In August 2013, State Representative Barbara Wheeler called Nick Low, Prairie Ridge computer-aided design (CAD) and engineering teacher, to suggest a hands-on project for one of his classes: a scale model of the McHenry lock and dam. After the Fox River flooded in April and June of 2013, the Department of Natural Resources (DNR) struggled to explain the lock and dam’s mechanics to homeowners. Rep. Wheeler wanted a scale model of the system to demonstrate its function, so she asked Mr. Low to design a class project in which students would apply their lessons to build the model. Mr. Low agreed.
“That’s what engineers do,” he said. “They solve problems.”
At the beginning of the school year, Mr. Low’s Advanced Design class started configuring a scale model of McHenry’s William G. Stratton Lock and Dam from scratch. They visited the dam in October 2013, collaborating with staff and analyzing the structure’s original blueprints. Click here to read more about the class's first visit to the dam.
Seven months later on April 15, 2014, the students stood in front of McHenry County’s Board to present their finished model. They described their construction process and how they each contributed to the model’s design.
Prairie Ridge principal Steve Koch talked about the opportunity students got to apply their skills to a real-world project, and senior Mason Switzer said the project was a great introduction to the types of large-scale projects he might work on in college next year.
Rep. Wheeler thanked Mr. Low and the students, estimating a $10,000 price tag if the county had contracted an outside company to build the model.

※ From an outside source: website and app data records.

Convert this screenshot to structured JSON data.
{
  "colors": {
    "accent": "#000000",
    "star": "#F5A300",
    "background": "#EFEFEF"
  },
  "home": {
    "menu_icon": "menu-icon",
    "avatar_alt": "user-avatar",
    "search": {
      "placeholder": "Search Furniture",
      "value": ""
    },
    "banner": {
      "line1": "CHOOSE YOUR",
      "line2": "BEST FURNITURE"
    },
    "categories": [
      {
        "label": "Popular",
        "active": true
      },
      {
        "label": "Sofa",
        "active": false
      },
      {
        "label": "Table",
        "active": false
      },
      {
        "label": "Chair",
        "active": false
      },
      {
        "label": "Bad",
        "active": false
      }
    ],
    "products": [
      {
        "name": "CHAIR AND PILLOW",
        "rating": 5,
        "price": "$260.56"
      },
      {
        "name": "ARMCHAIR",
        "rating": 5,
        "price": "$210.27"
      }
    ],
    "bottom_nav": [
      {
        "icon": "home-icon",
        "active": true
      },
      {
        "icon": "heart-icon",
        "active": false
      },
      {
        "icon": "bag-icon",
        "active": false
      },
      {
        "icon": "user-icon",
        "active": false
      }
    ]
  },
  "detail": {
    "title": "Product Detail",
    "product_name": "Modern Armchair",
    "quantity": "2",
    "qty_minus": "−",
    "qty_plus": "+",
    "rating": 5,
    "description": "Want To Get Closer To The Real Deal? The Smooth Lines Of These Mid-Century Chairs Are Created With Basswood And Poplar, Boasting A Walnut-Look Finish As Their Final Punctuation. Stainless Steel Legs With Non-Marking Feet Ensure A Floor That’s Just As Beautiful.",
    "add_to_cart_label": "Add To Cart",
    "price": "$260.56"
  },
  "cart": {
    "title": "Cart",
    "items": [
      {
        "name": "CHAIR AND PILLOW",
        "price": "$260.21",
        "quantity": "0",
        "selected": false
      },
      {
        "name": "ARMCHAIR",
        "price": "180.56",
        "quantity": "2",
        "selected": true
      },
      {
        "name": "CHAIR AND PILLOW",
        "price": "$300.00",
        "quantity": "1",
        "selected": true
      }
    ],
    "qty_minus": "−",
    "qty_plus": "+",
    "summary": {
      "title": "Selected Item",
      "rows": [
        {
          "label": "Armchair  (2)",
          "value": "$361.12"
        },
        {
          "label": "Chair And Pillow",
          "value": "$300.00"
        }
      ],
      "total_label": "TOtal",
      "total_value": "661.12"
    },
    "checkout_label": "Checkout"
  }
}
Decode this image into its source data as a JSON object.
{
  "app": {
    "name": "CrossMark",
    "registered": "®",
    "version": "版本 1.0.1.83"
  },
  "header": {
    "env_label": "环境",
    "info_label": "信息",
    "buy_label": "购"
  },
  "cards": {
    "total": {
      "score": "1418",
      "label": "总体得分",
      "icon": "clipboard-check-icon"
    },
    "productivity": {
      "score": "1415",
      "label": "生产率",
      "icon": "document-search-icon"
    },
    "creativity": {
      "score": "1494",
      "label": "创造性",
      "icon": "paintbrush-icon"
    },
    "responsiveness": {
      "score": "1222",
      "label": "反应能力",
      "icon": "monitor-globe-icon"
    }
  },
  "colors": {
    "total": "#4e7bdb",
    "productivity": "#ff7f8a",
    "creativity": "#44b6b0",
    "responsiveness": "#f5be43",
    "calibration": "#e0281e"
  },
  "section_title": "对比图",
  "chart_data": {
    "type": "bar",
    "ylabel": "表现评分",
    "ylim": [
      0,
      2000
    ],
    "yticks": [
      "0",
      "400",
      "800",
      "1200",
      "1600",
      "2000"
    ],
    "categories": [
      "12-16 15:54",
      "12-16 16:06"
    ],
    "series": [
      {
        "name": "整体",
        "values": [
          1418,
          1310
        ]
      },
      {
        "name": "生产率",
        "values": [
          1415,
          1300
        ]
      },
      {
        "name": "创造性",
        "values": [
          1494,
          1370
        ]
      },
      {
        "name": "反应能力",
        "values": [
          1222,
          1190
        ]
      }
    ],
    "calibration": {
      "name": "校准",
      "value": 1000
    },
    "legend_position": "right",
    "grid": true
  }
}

The McHenry County schools and the DNR will use the group’s model to educate students and homeowners, especially those who live near Fox River, about the lock and dam’s functions and limitations during heavy rainfall.